• **Dataset extract**:
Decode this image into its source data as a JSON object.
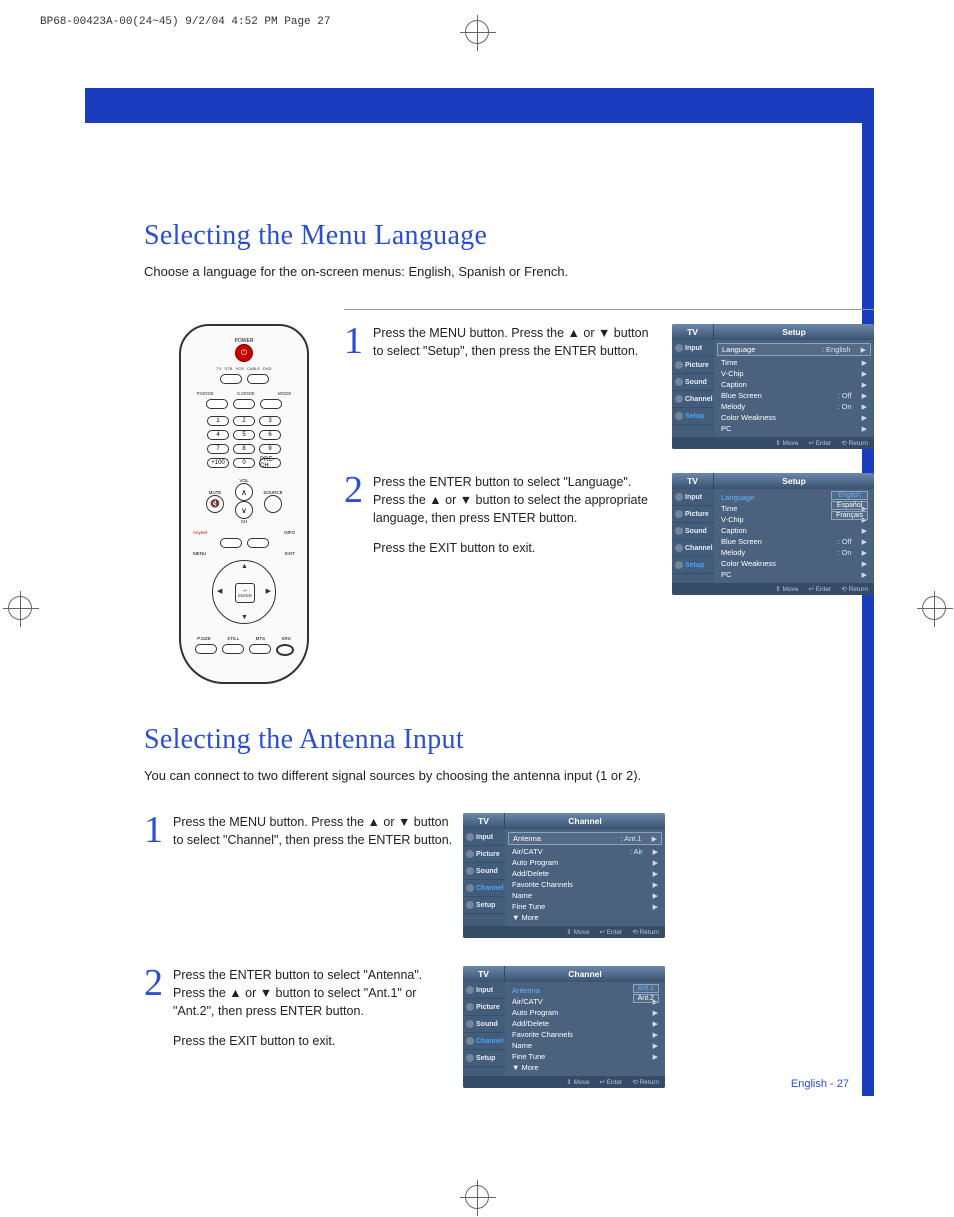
{
  "header_line": "BP68-00423A-00(24~45)  9/2/04  4:52 PM  Page 27",
  "page_footer": "English - 27",
  "section1": {
    "title": "Selecting the Menu Language",
    "intro": "Choose a language for the on-screen menus: English, Spanish or French.",
    "steps": [
      {
        "num": "1",
        "text": "Press the MENU button.\nPress the ▲ or ▼ button to select \"Setup\", then press the ENTER button."
      },
      {
        "num": "2",
        "text": "Press the ENTER button to select \"Language\".\nPress the ▲ or ▼ button to select the appropriate language, then press ENTER button.",
        "text_after": "Press the EXIT button to exit."
      }
    ]
  },
  "section2": {
    "title": "Selecting the Antenna Input",
    "intro": "You can connect to two different signal sources by choosing the antenna input (1 or 2).",
    "steps": [
      {
        "num": "1",
        "text": "Press the MENU button.\nPress the ▲ or ▼ button to select \"Channel\", then press the ENTER button."
      },
      {
        "num": "2",
        "text": "Press the ENTER button to select \"Antenna\".\nPress the ▲ or ▼ button to select \"Ant.1\" or \"Ant.2\", then press ENTER button.",
        "text_after": "Press the EXIT button to exit."
      }
    ]
  },
  "osd": {
    "tv_label": "TV",
    "side_items": [
      "Input",
      "Picture",
      "Sound",
      "Channel",
      "Setup"
    ],
    "footer": {
      "move": "Move",
      "enter": "Enter",
      "return": "Return"
    },
    "setup1": {
      "title": "Setup",
      "rows": [
        {
          "label": "Language",
          "val": ": English",
          "boxed": true
        },
        {
          "label": "Time"
        },
        {
          "label": "V-Chip"
        },
        {
          "label": "Caption"
        },
        {
          "label": "Blue Screen",
          "val": ": Off"
        },
        {
          "label": "Melody",
          "val": ": On"
        },
        {
          "label": "Color Weakness"
        },
        {
          "label": "PC"
        }
      ]
    },
    "setup2": {
      "title": "Setup",
      "highlight_label": "Language",
      "options": [
        "English",
        "Español",
        "Français"
      ],
      "rows": [
        {
          "label": "Time"
        },
        {
          "label": "V-Chip"
        },
        {
          "label": "Caption"
        },
        {
          "label": "Blue Screen",
          "val": ": Off"
        },
        {
          "label": "Melody",
          "val": ": On"
        },
        {
          "label": "Color Weakness"
        },
        {
          "label": "PC"
        }
      ]
    },
    "channel1": {
      "title": "Channel",
      "rows": [
        {
          "label": "Antenna",
          "val": ": Ant.1",
          "boxed": true
        },
        {
          "label": "Air/CATV",
          "val": ": Air"
        },
        {
          "label": "Auto Program"
        },
        {
          "label": "Add/Delete"
        },
        {
          "label": "Favorite Channels"
        },
        {
          "label": "Name"
        },
        {
          "label": "Fine Tune"
        },
        {
          "label": "▼ More",
          "noarrow": true
        }
      ]
    },
    "channel2": {
      "title": "Channel",
      "highlight_label": "Antenna",
      "options": [
        "Ant.1",
        "Ant.2"
      ],
      "rows": [
        {
          "label": "Air/CATV"
        },
        {
          "label": "Auto Program"
        },
        {
          "label": "Add/Delete"
        },
        {
          "label": "Favorite Channels"
        },
        {
          "label": "Name"
        },
        {
          "label": "Fine Tune"
        },
        {
          "label": "▼ More",
          "noarrow": true
        }
      ]
    }
  },
  "remote": {
    "power": "POWER",
    "devices": [
      "TV",
      "STB",
      "VCR",
      "CABLE",
      "DVD"
    ],
    "mode_labels": [
      "P.MODE",
      "S.MODE",
      "MODE"
    ],
    "nums": [
      "1",
      "2",
      "3",
      "4",
      "5",
      "6",
      "7",
      "8",
      "9",
      "+100",
      "0",
      "PRE-CH"
    ],
    "vol": "VOL",
    "ch": "CH",
    "mute": "MUTE",
    "source": "SOURCE",
    "info": "INFO",
    "menu": "MENU",
    "exit": "EXIT",
    "enter": "ENTER",
    "bottom": [
      "P.SIZE",
      "STILL",
      "MTS",
      "SRS"
    ]
  }
}
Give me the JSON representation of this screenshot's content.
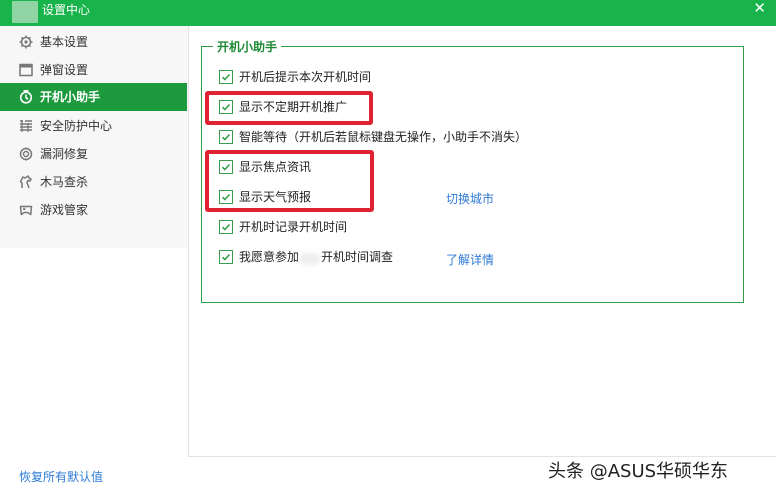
{
  "window": {
    "title": "设置中心",
    "close_glyph": "✕"
  },
  "sidebar": {
    "items": [
      {
        "label": "基本设置",
        "icon": "gear-icon"
      },
      {
        "label": "弹窗设置",
        "icon": "window-icon"
      },
      {
        "label": "开机小助手",
        "icon": "power-clock-icon",
        "active": true
      },
      {
        "label": "安全防护中心",
        "icon": "shield-grid-icon"
      },
      {
        "label": "漏洞修复",
        "icon": "patch-icon"
      },
      {
        "label": "木马查杀",
        "icon": "horse-icon"
      },
      {
        "label": "游戏管家",
        "icon": "gamepad-icon"
      }
    ],
    "reset_label": "恢复所有默认值"
  },
  "section": {
    "title": "开机小助手",
    "options": [
      {
        "label": "开机后提示本次开机时间",
        "checked": true
      },
      {
        "label": "显示不定期开机推广",
        "checked": true
      },
      {
        "label": "智能等待（开机后若鼠标键盘无操作，小助手不消失）",
        "checked": true
      },
      {
        "label": "显示焦点资讯",
        "checked": true
      },
      {
        "label": "显示天气预报",
        "checked": true
      },
      {
        "label": "开机时记录开机时间",
        "checked": true
      },
      {
        "label": "我愿意参加",
        "label_tail": "开机时间调查",
        "checked": true
      }
    ],
    "switch_city_link": "切换城市",
    "details_link": "了解详情"
  },
  "watermark": "头条 @ASUS华硕华东",
  "colors": {
    "accent": "#18b34a",
    "active_nav": "#1e9a3e",
    "link": "#2e7ad6",
    "highlight": "#e02332"
  }
}
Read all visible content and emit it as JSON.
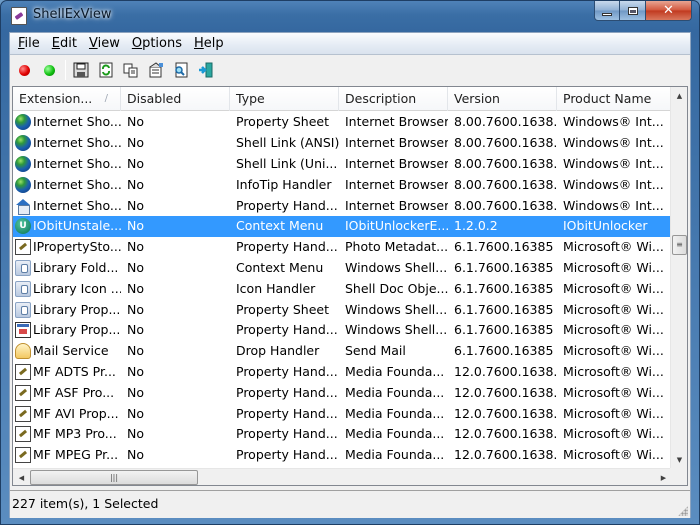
{
  "window": {
    "title": "ShellExView",
    "caption_buttons": {
      "minimize": "minimize",
      "maximize": "maximize",
      "close": "✕"
    }
  },
  "menu": [
    {
      "label": "File",
      "accel": "F",
      "rest": "ile"
    },
    {
      "label": "Edit",
      "accel": "E",
      "rest": "dit"
    },
    {
      "label": "View",
      "accel": "V",
      "rest": "iew"
    },
    {
      "label": "Options",
      "accel": "O",
      "rest": "ptions"
    },
    {
      "label": "Help",
      "accel": "H",
      "rest": "elp"
    }
  ],
  "toolbar": {
    "buttons": [
      {
        "name": "disable-selected",
        "icon": "red-dot-icon",
        "color": "#e00000"
      },
      {
        "name": "enable-selected",
        "icon": "green-dot-icon",
        "color": "#10c010"
      },
      {
        "name": "save-selected",
        "icon": "floppy-disk-icon"
      },
      {
        "name": "refresh",
        "icon": "refresh-icon"
      },
      {
        "name": "copy-selected",
        "icon": "copy-icon"
      },
      {
        "name": "properties",
        "icon": "properties-icon"
      },
      {
        "name": "find",
        "icon": "find-icon"
      },
      {
        "name": "exit",
        "icon": "exit-icon"
      }
    ]
  },
  "list": {
    "columns": [
      "Extension...",
      "Disabled",
      "Type",
      "Description",
      "Version",
      "Product Name"
    ],
    "sort_column": 0,
    "selected_color": "#3399ff",
    "rows": [
      {
        "icon": "globe",
        "name": "Internet Sho...",
        "disabled": "No",
        "type": "Property Sheet",
        "description": "Internet Browser",
        "version": "8.00.7600.1638...",
        "product": "Windows® Int..."
      },
      {
        "icon": "globe",
        "name": "Internet Sho...",
        "disabled": "No",
        "type": "Shell Link (ANSI)",
        "description": "Internet Browser",
        "version": "8.00.7600.1638...",
        "product": "Windows® Int..."
      },
      {
        "icon": "globe",
        "name": "Internet Sho...",
        "disabled": "No",
        "type": "Shell Link (Uni...",
        "description": "Internet Browser",
        "version": "8.00.7600.1638...",
        "product": "Windows® Int..."
      },
      {
        "icon": "globe",
        "name": "Internet Sho...",
        "disabled": "No",
        "type": "InfoTip Handler",
        "description": "Internet Browser",
        "version": "8.00.7600.1638...",
        "product": "Windows® Int..."
      },
      {
        "icon": "house",
        "name": "Internet Sho...",
        "disabled": "No",
        "type": "Property Hand...",
        "description": "Internet Browser",
        "version": "8.00.7600.1638...",
        "product": "Windows® Int..."
      },
      {
        "icon": "iobit",
        "name": "IObitUnstale...",
        "disabled": "No",
        "type": "Context Menu",
        "description": "IObitUnlockerE...",
        "version": "1.2.0.2",
        "product": "IObitUnlocker",
        "selected": true
      },
      {
        "icon": "doc",
        "name": "IPropertySto...",
        "disabled": "No",
        "type": "Property Hand...",
        "description": "Photo Metadat...",
        "version": "6.1.7600.16385 ...",
        "product": "Microsoft® Wi..."
      },
      {
        "icon": "lib",
        "name": "Library Fold...",
        "disabled": "No",
        "type": "Context Menu",
        "description": "Windows Shell...",
        "version": "6.1.7600.16385 ...",
        "product": "Microsoft® Wi..."
      },
      {
        "icon": "lib",
        "name": "Library Icon ...",
        "disabled": "No",
        "type": "Icon Handler",
        "description": "Shell Doc Obje...",
        "version": "6.1.7600.16385 ...",
        "product": "Microsoft® Wi..."
      },
      {
        "icon": "lib",
        "name": "Library Prop...",
        "disabled": "No",
        "type": "Property Sheet",
        "description": "Windows Shell...",
        "version": "6.1.7600.16385 ...",
        "product": "Microsoft® Wi..."
      },
      {
        "icon": "cal",
        "name": "Library Prop...",
        "disabled": "No",
        "type": "Property Hand...",
        "description": "Windows Shell...",
        "version": "6.1.7600.16385 ...",
        "product": "Microsoft® Wi..."
      },
      {
        "icon": "mail",
        "name": "Mail Service",
        "disabled": "No",
        "type": "Drop Handler",
        "description": "Send Mail",
        "version": "6.1.7600.16385 ...",
        "product": "Microsoft® Wi..."
      },
      {
        "icon": "doc",
        "name": "MF ADTS Pr...",
        "disabled": "No",
        "type": "Property Hand...",
        "description": "Media Founda...",
        "version": "12.0.7600.1638...",
        "product": "Microsoft® Wi..."
      },
      {
        "icon": "doc",
        "name": "MF ASF Pro...",
        "disabled": "No",
        "type": "Property Hand...",
        "description": "Media Founda...",
        "version": "12.0.7600.1638...",
        "product": "Microsoft® Wi..."
      },
      {
        "icon": "doc",
        "name": "MF AVI Prop...",
        "disabled": "No",
        "type": "Property Hand...",
        "description": "Media Founda...",
        "version": "12.0.7600.1638...",
        "product": "Microsoft® Wi..."
      },
      {
        "icon": "doc",
        "name": "MF MP3 Pro...",
        "disabled": "No",
        "type": "Property Hand...",
        "description": "Media Founda...",
        "version": "12.0.7600.1638...",
        "product": "Microsoft® Wi..."
      },
      {
        "icon": "doc",
        "name": "MF MPEG Pr...",
        "disabled": "No",
        "type": "Property Hand...",
        "description": "Media Founda...",
        "version": "12.0.7600.1638...",
        "product": "Microsoft® Wi..."
      }
    ]
  },
  "scrollbars": {
    "vertical_position_fraction": 0.4,
    "horizontal_position_fraction": 0.0
  },
  "status": {
    "text": "227 item(s), 1 Selected"
  }
}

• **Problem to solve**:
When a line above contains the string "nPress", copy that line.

• **Response area**:
        "text": "Press the MENU button.\nPress the ▲ or ▼ button to select \"Setup\", then press the ENTER button."
        "text": "Press the ENTER button to select \"Language\".\nPress the ▲ or ▼ button to select the appropriate language, then press ENTER button.",
        "text": "Press the MENU button.\nPress the ▲ or ▼ button to select \"Channel\", then press the ENTER button."
        "text": "Press the ENTER button to select \"Antenna\".\nPress the ▲ or ▼ button to select \"Ant.1\" or \"Ant.2\", then press ENTER button.",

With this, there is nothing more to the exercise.